The Three Anti-Aging Ingredients That REALLY Work
You don't need a chemistry degree to figure out what skin-care products are right for you.
"Between all the ads that claim the latest skin-care miracles, and the hundreds of products at the mall skin-care counter, people really need some guidance about what they need and what actually works," says Angie Wick, aesthetician at UW Health Transformations.
Wick says research has shown that there are three substances that can actually protect against, or repair, signs of aging.
Retin A (Vitamin A) or Retinol (Vitamin A Derivative)
"Skin-cell turnover is an important process in skin care," says Wick. "Vitamin A is a tried and true ingredient that exfoliates the skin."
Wick recommends using a pea-sized amount because putting more than that on skin can cause redness and peeling.
Topical Vitamin C

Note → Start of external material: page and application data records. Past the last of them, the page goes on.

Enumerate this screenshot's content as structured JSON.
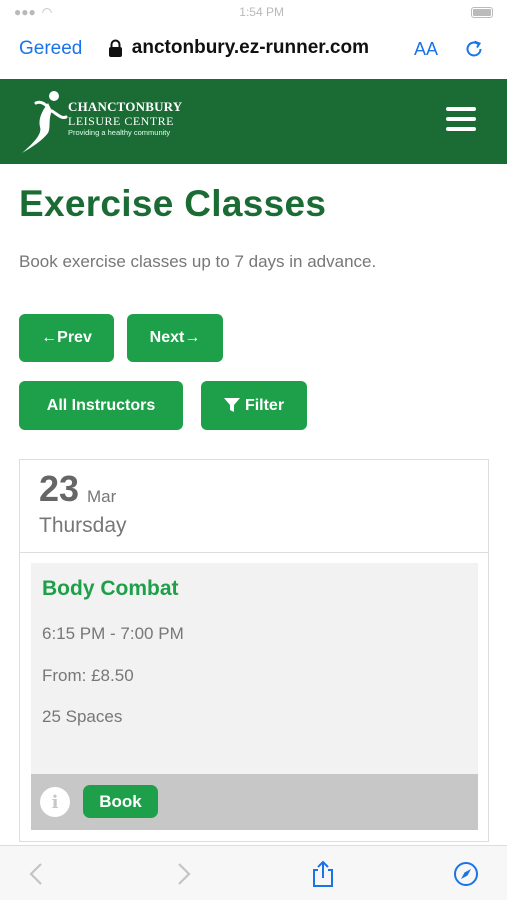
{
  "status_bar": {
    "time": "1:54 PM"
  },
  "browser": {
    "done_label": "Gereed",
    "url": " anctonbury.ez-runner.com",
    "text_size_label": "AA"
  },
  "header": {
    "logo_line1": "CHANCTONBURY",
    "logo_line2": "LEISURE CENTRE",
    "logo_tagline": "Providing a healthy community"
  },
  "page": {
    "title": "Exercise Classes",
    "subtitle": "Book exercise classes up to 7 days in advance."
  },
  "nav": {
    "prev_label": "←Prev",
    "next_label": "Next→",
    "instructors_label": "All Instructors",
    "filter_label": "Filter"
  },
  "schedule": {
    "day_number": "23",
    "month": "Mar",
    "weekday": "Thursday",
    "classes": [
      {
        "name": "Body Combat",
        "time": "6:15 PM - 7:00 PM",
        "price": "From: £8.50",
        "spaces": "25 Spaces",
        "book_label": "Book"
      }
    ]
  },
  "colors": {
    "brand_green": "#1b6b35",
    "button_green": "#1ea04a",
    "link_blue": "#1a73e8"
  }
}
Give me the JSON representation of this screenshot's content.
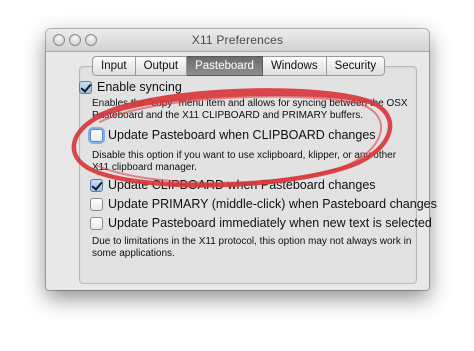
{
  "window": {
    "title": "X11 Preferences"
  },
  "tabs": [
    {
      "label": "Input",
      "active": false
    },
    {
      "label": "Output",
      "active": false
    },
    {
      "label": "Pasteboard",
      "active": true
    },
    {
      "label": "Windows",
      "active": false
    },
    {
      "label": "Security",
      "active": false
    }
  ],
  "options": {
    "enable_syncing": {
      "label": "Enable syncing",
      "checked": true,
      "description": "Enables the \"copy\" menu item and allows for syncing between the OSX Pasteboard and the X11 CLIPBOARD and PRIMARY buffers."
    },
    "update_pasteboard_clipboard": {
      "label": "Update Pasteboard when CLIPBOARD changes",
      "checked": false,
      "description": "Disable this option if you want to use xclipboard, klipper, or any other X11 clipboard manager."
    },
    "update_clipboard_pasteboard": {
      "label": "Update CLIPBOARD when Pasteboard changes",
      "checked": true
    },
    "update_primary_pasteboard": {
      "label": "Update PRIMARY (middle-click) when Pasteboard changes",
      "checked": false
    },
    "update_pasteboard_immediately": {
      "label": "Update Pasteboard immediately when new text is selected",
      "checked": false,
      "description": "Due to limitations in the X11 protocol, this option may not always work in some applications."
    }
  },
  "annotation": {
    "color": "#d9343a",
    "shape": "hand-drawn ellipse"
  }
}
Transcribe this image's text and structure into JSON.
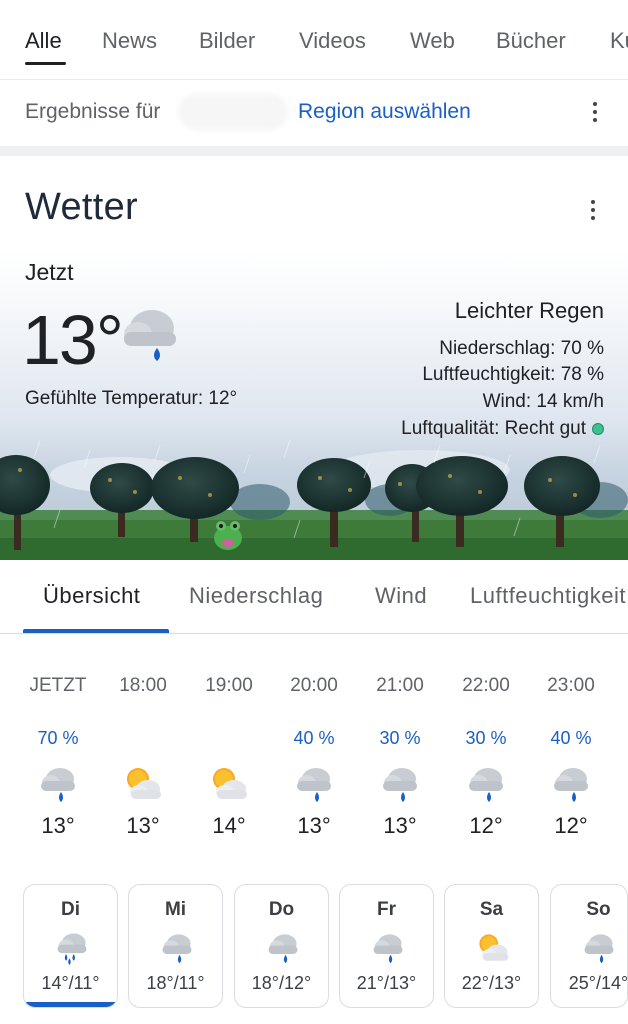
{
  "top_tabs": [
    "Alle",
    "News",
    "Bilder",
    "Videos",
    "Web",
    "Bücher",
    "Ku"
  ],
  "region": {
    "label": "Ergebnisse für",
    "link": "Region auswählen"
  },
  "weather": {
    "title": "Wetter",
    "now_label": "Jetzt",
    "temp": "13°",
    "feels_like": "Gefühlte Temperatur: 12°",
    "condition": "Leichter Regen",
    "precipitation": "Niederschlag: 70 %",
    "humidity": "Luftfeuchtigkeit: 78 %",
    "wind": "Wind: 14 km/h",
    "air_quality": "Luftqualität: Recht gut",
    "air_quality_color": "#3dbf8f"
  },
  "sub_tabs": [
    "Übersicht",
    "Niederschlag",
    "Wind",
    "Luftfeuchtigkeit"
  ],
  "hourly": [
    {
      "time": "JETZT",
      "precip": "70 %",
      "icon": "rain-icon",
      "temp": "13°"
    },
    {
      "time": "18:00",
      "precip": "",
      "icon": "partly-sunny-icon",
      "temp": "13°"
    },
    {
      "time": "19:00",
      "precip": "",
      "icon": "partly-sunny-icon",
      "temp": "14°"
    },
    {
      "time": "20:00",
      "precip": "40 %",
      "icon": "rain-icon",
      "temp": "13°"
    },
    {
      "time": "21:00",
      "precip": "30 %",
      "icon": "rain-icon",
      "temp": "13°"
    },
    {
      "time": "22:00",
      "precip": "30 %",
      "icon": "rain-icon",
      "temp": "12°"
    },
    {
      "time": "23:00",
      "precip": "40 %",
      "icon": "rain-icon",
      "temp": "12°"
    }
  ],
  "daily": [
    {
      "day": "Di",
      "icon": "showers-icon",
      "temps": "14°/11°"
    },
    {
      "day": "Mi",
      "icon": "rain-icon",
      "temps": "18°/11°"
    },
    {
      "day": "Do",
      "icon": "rain-icon",
      "temps": "18°/12°"
    },
    {
      "day": "Fr",
      "icon": "rain-icon",
      "temps": "21°/13°"
    },
    {
      "day": "Sa",
      "icon": "partly-sunny-icon",
      "temps": "22°/13°"
    },
    {
      "day": "So",
      "icon": "rain-icon",
      "temps": "25°/14°"
    }
  ],
  "colors": {
    "accent": "#1a5fc4",
    "title": "#1f2b3a"
  }
}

Wick says vitamin C is an antioxidant that stimulates collagen production and minimizes fine lines and wrinkles when applied topically.
"Vitamin C can be unstable and lose its effectiveness quickly," says Wick. She says to look for the stable form of vitamin C, L-ascorbic acid.
Growth factor, a naturally occurring substance, can increase collagen production. It maintains the structure of connective tissue and plays a role in wound healing. Wick says there are very few commercially available skin-care products with growth factor, but there are products in development.
What claim is really bogus? Wick says products touting collagen--a structural protein in the skin--to be applied topically are completely ineffective, for the simple reason that the collagen molecule is too large to penetrate human skin.
Typically, skin-care products sold at medical practices have more potent and effective ingredients compared to those sold in department stores. Wick says the stronger products have slightly higher prices but the costs are competitive with what's sold in department stores.
Source: University of Wisconsin Hospital and Clinics